Stockhead’s two preferred metrics are raw short interest as well as percentage changes in them within the last month.
Because short interest represents short trades that have been made but not closed out, you may see short interest decline when a company falls.
This happened with Botanix Pharmaceuticals (ASX:BOT) which has 12 million shares shorted — 26 per cent lower than a month ago.
A disappointing clinical trial led to its shares halving, presenting an ideal opportunity for shorters to close out their trades.
Graphite miner Syrah Resources (ASX:SYR) has 73.3 million shares shorted — 9 per cent higher than a month ago.

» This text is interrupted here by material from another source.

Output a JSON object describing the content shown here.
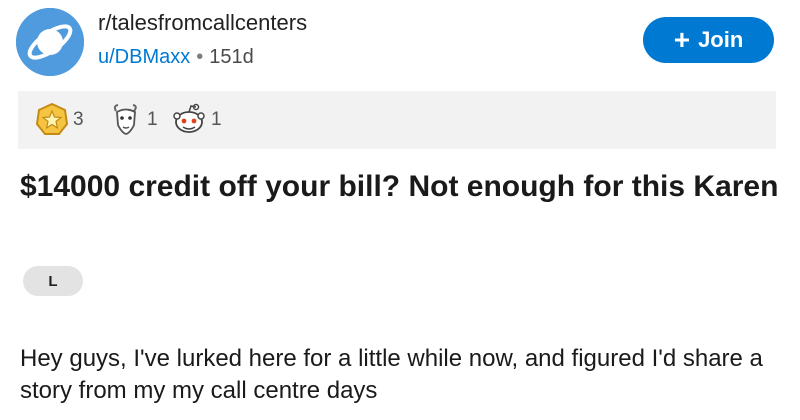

Lithium miner Galaxy Resources (ASX:GXY) is not far behind with 68 million, but this has only grown 3 per cent in the last month.
Among non-resources companies with short interest over 5 million included retailer Myer (ASX:MYR) and satellite play Speedcast (ASX:SDA).
Moving up the list is Internet of things (IoT) Buddy Technologies (ASX:BUD), house building robot maker FBR (ASX:FBR) and West African Resources (ASX:WAF).
Topping the list of newly shorted stocks was takeover target CSG (ASX:CSV). Fuji Xerox wants to buy the IT services company for $140m.
Also newly shorted was Cash Converters (ASX:CCV), which a fortnight ago finally settled its three-year long legal battle against customers which alleged they were charged excessive interest rates. Shareholders saw a long gradual decline but a rally occurred when the case was settled.
After months of battling for Xenith IP (ASX:XIP), Qantm Intellectual Property (ASX:QIP) gave up the chase to IPH in April. The stock rallied over winter but has begun to decline in spring.
One catalyst could be the retirement of CEO Leon Allen (who has been with the company since its listing), who will be replaced in January by Craig Dower — the past CEO of Xenith.